But to what extent does a cloth mask also protect you from the novel coronavirus? The evidence is a lot less clear, experts tell Global News.
“Mostly, cloth masks are not great at protecting the wearer,” says the University of Toronto’s Colin Furness.
On the one hand, a mask easily traps the large droplets we exhale that might infect other people. On the other hand, what others exhale is a fine aerosol of smaller particles that can find their way through and around mask fabric that might infect us.
“You will keep your big droplets to yourself, but you will fairly readily inhale the smaller droplets of others,” Furness says.
Some masks are better than others, he says. Large masks that don’t leave gaps around the cheeks have less room for small particles to make their way around and inside the mask.
“What you want to do is minimize air leakage around the sides,” he says.
“Bigger is better. With a bit of a curve and some pleating in it, that will sort of help it hug the face. Definitely, definitely better.”
Some research showing that masks can also protect the wearer is from hospitals, which are a much more formal setting than the community, using masks designed for medical use, says McMaster University infectious disease expert Zain Chagla.
“It’s actually very hard to do real experimental studies in communities,” he says. “There are so many different factors — peoples’ adherence to things, their own personal risk in their households of getting infected. It’s much harder to generate the data.
“In a health care setting, it’s much more of a controlled system. People check in, you can monitor them relatively easily.”
One problem, Furness says, is that there’s a difficult design tradeoff with fabric masks: dense fabric in multiple layers works better, but makes it harder to breathe. Thin, loose fabric in a single layer is easy to breathe through, but doesn’t stop many small particles coming in.
“I don’t think there’s a particular harm to cloth masks, necessarily,” Chagla says. “Increasing the user’s risk of acquiring infection from others — it at least keeps it neutral, if not a little bit decreased, but a strong benefit of personal protection with a cloth mask is not there in the literature,” he explains.

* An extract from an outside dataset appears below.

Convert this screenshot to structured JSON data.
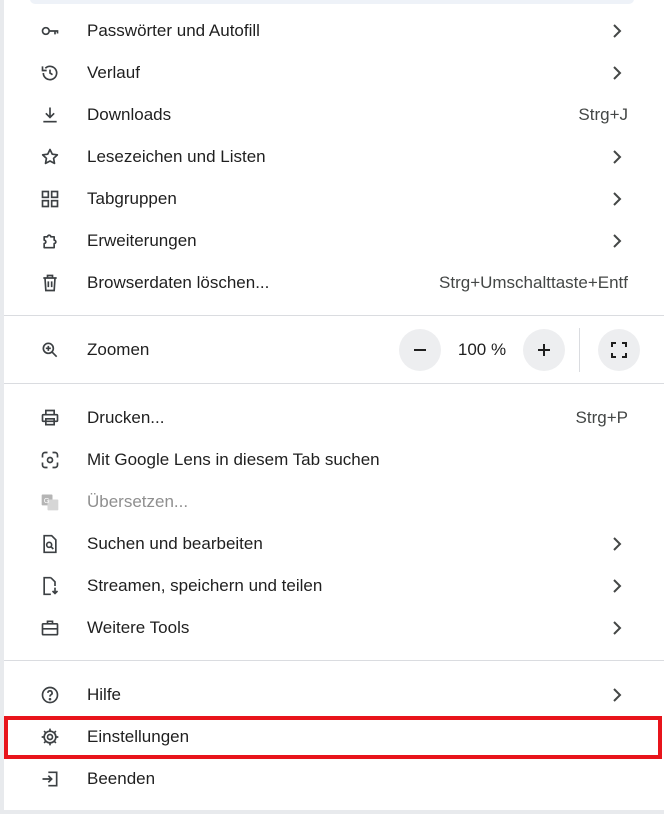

“I’m not saying the story is closed on that. For now, there’s much more evidence in the protecting others domain than in the personal protection domain.”
Do some masks work better at protecting the wearer than others? And if so, why?
“I think there’s a lot of room for improvement based on doing some systematic testing of different fabrics and different designs,” Furness says.
“There’s still a lot we don’t know. We don’t have a perfect mask design yet.”
Federal public health officials recommend masks in enclosed spaces, like public transit and stores, where it’s hard to keep two metres apart from other people.
Wearing a non-medical mask in the community “has not been proven to protect the person wearing it,” federal chief public health officer Theresa Tam said in April.View link »